Component data from apps and pages
______
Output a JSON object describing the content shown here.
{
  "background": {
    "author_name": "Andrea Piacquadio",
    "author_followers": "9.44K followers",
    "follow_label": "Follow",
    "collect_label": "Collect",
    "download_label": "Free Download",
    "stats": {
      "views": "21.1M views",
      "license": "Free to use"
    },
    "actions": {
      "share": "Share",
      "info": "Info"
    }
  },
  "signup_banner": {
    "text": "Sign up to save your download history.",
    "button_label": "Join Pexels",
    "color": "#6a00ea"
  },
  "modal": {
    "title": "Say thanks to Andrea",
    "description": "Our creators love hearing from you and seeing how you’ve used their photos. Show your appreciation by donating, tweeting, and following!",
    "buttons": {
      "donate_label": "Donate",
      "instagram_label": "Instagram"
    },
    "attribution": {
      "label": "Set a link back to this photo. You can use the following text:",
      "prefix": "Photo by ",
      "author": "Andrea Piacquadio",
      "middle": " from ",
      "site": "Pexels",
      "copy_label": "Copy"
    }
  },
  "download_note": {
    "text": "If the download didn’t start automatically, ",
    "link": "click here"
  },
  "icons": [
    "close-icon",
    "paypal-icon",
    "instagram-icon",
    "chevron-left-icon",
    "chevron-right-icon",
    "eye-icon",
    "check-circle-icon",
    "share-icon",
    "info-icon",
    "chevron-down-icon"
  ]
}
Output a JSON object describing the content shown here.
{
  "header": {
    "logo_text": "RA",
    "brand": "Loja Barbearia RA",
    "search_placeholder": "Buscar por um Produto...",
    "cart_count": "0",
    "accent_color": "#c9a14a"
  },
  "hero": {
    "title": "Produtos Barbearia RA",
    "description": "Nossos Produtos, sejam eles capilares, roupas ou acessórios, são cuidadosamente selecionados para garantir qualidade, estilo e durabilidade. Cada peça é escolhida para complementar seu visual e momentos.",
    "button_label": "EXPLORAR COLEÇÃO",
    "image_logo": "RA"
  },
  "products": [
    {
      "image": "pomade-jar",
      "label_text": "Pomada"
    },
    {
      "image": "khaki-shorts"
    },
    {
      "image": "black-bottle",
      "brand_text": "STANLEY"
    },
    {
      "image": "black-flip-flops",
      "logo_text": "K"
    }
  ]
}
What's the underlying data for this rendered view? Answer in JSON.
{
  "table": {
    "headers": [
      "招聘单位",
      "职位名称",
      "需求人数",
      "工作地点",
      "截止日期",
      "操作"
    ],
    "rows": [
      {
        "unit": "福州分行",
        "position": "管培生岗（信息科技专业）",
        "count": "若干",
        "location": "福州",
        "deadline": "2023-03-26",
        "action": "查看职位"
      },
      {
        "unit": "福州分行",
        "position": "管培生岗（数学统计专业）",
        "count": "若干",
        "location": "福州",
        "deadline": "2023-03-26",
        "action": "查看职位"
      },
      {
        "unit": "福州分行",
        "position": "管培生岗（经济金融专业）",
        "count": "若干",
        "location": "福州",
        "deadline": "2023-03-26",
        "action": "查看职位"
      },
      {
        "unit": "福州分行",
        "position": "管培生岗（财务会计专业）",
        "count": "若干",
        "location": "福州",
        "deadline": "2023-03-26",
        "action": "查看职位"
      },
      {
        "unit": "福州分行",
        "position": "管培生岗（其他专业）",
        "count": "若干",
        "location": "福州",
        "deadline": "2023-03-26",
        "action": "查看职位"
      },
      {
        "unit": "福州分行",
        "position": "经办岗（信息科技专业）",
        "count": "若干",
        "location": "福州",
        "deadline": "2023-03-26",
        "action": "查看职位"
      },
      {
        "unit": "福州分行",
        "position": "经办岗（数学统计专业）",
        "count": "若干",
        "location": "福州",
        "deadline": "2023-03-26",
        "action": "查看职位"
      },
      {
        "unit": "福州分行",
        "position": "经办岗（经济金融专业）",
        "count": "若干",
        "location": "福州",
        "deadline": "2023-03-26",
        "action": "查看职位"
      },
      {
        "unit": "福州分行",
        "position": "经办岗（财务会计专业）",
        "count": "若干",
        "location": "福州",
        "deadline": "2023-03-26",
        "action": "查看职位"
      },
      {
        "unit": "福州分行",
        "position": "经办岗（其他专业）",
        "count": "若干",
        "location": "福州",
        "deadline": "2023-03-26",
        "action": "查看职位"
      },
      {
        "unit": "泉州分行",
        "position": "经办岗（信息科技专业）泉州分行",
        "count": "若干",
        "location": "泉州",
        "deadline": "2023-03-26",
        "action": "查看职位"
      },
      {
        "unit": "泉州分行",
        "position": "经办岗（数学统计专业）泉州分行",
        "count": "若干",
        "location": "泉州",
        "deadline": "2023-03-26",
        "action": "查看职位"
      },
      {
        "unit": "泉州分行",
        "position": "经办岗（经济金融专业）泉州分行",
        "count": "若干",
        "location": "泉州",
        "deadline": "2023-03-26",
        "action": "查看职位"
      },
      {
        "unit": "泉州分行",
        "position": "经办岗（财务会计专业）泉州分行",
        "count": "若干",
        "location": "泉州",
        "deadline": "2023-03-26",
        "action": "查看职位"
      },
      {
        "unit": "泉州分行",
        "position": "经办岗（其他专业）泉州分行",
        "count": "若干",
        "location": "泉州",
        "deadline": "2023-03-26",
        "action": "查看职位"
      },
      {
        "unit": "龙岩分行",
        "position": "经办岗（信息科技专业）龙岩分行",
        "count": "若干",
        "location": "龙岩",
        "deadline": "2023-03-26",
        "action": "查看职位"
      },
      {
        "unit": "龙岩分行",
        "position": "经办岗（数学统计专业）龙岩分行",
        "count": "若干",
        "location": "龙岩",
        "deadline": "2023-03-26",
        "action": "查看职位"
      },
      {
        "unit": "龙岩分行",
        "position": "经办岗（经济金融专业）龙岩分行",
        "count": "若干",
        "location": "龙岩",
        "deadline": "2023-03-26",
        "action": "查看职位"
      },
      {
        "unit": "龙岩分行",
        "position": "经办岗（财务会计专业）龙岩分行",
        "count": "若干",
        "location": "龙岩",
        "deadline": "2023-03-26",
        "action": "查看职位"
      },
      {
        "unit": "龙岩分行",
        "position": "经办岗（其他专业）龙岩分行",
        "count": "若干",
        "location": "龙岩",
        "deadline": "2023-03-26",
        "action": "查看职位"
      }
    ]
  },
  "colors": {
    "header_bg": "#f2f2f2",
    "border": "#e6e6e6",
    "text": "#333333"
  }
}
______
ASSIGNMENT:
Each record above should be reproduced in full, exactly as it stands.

ANSWER BELOW:
Output a JSON object describing the content shown here.
{
  "background": {
    "author_name": "Andrea Piacquadio",
    "author_followers": "9.44K followers",
    "follow_label": "Follow",
    "collect_label": "Collect",
    "download_label": "Free Download",
    "stats": {
      "views": "21.1M views",
      "license": "Free to use"
    },
    "actions": {
      "share": "Share",
      "info": "Info"
    }
  },
  "signup_banner": {
    "text": "Sign up to save your download history.",
    "button_label": "Join Pexels",
    "color": "#6a00ea"
  },
  "modal": {
    "title": "Say thanks to Andrea",
    "description": "Our creators love hearing from you and seeing how you’ve used their photos. Show your appreciation by donating, tweeting, and following!",
    "buttons": {
      "donate_label": "Donate",
      "instagram_label": "Instagram"
    },
    "attribution": {
      "label": "Set a link back to this photo. You can use the following text:",
      "prefix": "Photo by ",
      "author": "Andrea Piacquadio",
      "middle": " from ",
      "site": "Pexels",
      "copy_label": "Copy"
    }
  },
  "download_note": {
    "text": "If the download didn’t start automatically, ",
    "link": "click here"
  },
  "icons": [
    "close-icon",
    "paypal-icon",
    "instagram-icon",
    "chevron-left-icon",
    "chevron-right-icon",
    "eye-icon",
    "check-circle-icon",
    "share-icon",
    "info-icon",
    "chevron-down-icon"
  ]
}
Output a JSON object describing the content shown here.
{
  "header": {
    "logo_text": "RA",
    "brand": "Loja Barbearia RA",
    "search_placeholder": "Buscar por um Produto...",
    "cart_count": "0",
    "accent_color": "#c9a14a"
  },
  "hero": {
    "title": "Produtos Barbearia RA",
    "description": "Nossos Produtos, sejam eles capilares, roupas ou acessórios, são cuidadosamente selecionados para garantir qualidade, estilo e durabilidade. Cada peça é escolhida para complementar seu visual e momentos.",
    "button_label": "EXPLORAR COLEÇÃO",
    "image_logo": "RA"
  },
  "products": [
    {
      "image": "pomade-jar",
      "label_text": "Pomada"
    },
    {
      "image": "khaki-shorts"
    },
    {
      "image": "black-bottle",
      "brand_text": "STANLEY"
    },
    {
      "image": "black-flip-flops",
      "logo_text": "K"
    }
  ]
}
What's the underlying data for this rendered view? Answer in JSON.
{
  "table": {
    "headers": [
      "招聘单位",
      "职位名称",
      "需求人数",
      "工作地点",
      "截止日期",
      "操作"
    ],
    "rows": [
      {
        "unit": "福州分行",
        "position": "管培生岗（信息科技专业）",
        "count": "若干",
        "location": "福州",
        "deadline": "2023-03-26",
        "action": "查看职位"
      },
      {
        "unit": "福州分行",
        "position": "管培生岗（数学统计专业）",
        "count": "若干",
        "location": "福州",
        "deadline": "2023-03-26",
        "action": "查看职位"
      },
      {
        "unit": "福州分行",
        "position": "管培生岗（经济金融专业）",
        "count": "若干",
        "location": "福州",
        "deadline": "2023-03-26",
        "action": "查看职位"
      },
      {
        "unit": "福州分行",
        "position": "管培生岗（财务会计专业）",
        "count": "若干",
        "location": "福州",
        "deadline": "2023-03-26",
        "action": "查看职位"
      },
      {
        "unit": "福州分行",
        "position": "管培生岗（其他专业）",
        "count": "若干",
        "location": "福州",
        "deadline": "2023-03-26",
        "action": "查看职位"
      },
      {
        "unit": "福州分行",
        "position": "经办岗（信息科技专业）",
        "count": "若干",
        "location": "福州",
        "deadline": "2023-03-26",
        "action": "查看职位"
      },
      {
        "unit": "福州分行",
        "position": "经办岗（数学统计专业）",
        "count": "若干",
        "location": "福州",
        "deadline": "2023-03-26",
        "action": "查看职位"
      },
      {
        "unit": "福州分行",
        "position": "经办岗（经济金融专业）",
        "count": "若干",
        "location": "福州",
        "deadline": "2023-03-26",
        "action": "查看职位"
      },
      {
        "unit": "福州分行",
        "position": "经办岗（财务会计专业）",
        "count": "若干",
        "location": "福州",
        "deadline": "2023-03-26",
        "action": "查看职位"
      },
      {
        "unit": "福州分行",
        "position": "经办岗（其他专业）",
        "count": "若干",
        "location": "福州",
        "deadline": "2023-03-26",
        "action": "查看职位"
      },
      {
        "unit": "泉州分行",
        "position": "经办岗（信息科技专业）泉州分行",
        "count": "若干",
        "location": "泉州",
        "deadline": "2023-03-26",
        "action": "查看职位"
      },
      {
        "unit": "泉州分行",
        "position": "经办岗（数学统计专业）泉州分行",
        "count": "若干",
        "location": "泉州",
        "deadline": "2023-03-26",
        "action": "查看职位"
      },
      {
        "unit": "泉州分行",
        "position": "经办岗（经济金融专业）泉州分行",
        "count": "若干",
        "location": "泉州",
        "deadline": "2023-03-26",
        "action": "查看职位"
      },
      {
        "unit": "泉州分行",
        "position": "经办岗（财务会计专业）泉州分行",
        "count": "若干",
        "location": "泉州",
        "deadline": "2023-03-26",
        "action": "查看职位"
      },
      {
        "unit": "泉州分行",
        "position": "经办岗（其他专业）泉州分行",
        "count": "若干",
        "location": "泉州",
        "deadline": "2023-03-26",
        "action": "查看职位"
      },
      {
        "unit": "龙岩分行",
        "position": "经办岗（信息科技专业）龙岩分行",
        "count": "若干",
        "location": "龙岩",
        "deadline": "2023-03-26",
        "action": "查看职位"
      },
      {
        "unit": "龙岩分行",
        "position": "经办岗（数学统计专业）龙岩分行",
        "count": "若干",
        "location": "龙岩",
        "deadline": "2023-03-26",
        "action": "查看职位"
      },
      {
        "unit": "龙岩分行",
        "position": "经办岗（经济金融专业）龙岩分行",
        "count": "若干",
        "location": "龙岩",
        "deadline": "2023-03-26",
        "action": "查看职位"
      },
      {
        "unit": "龙岩分行",
        "position": "经办岗（财务会计专业）龙岩分行",
        "count": "若干",
        "location": "龙岩",
        "deadline": "2023-03-26",
        "action": "查看职位"
      },
      {
        "unit": "龙岩分行",
        "position": "经办岗（其他专业）龙岩分行",
        "count": "若干",
        "location": "龙岩",
        "deadline": "2023-03-26",
        "action": "查看职位"
      }
    ]
  },
  "colors": {
    "header_bg": "#f2f2f2",
    "border": "#e6e6e6",
    "text": "#333333"
  }
}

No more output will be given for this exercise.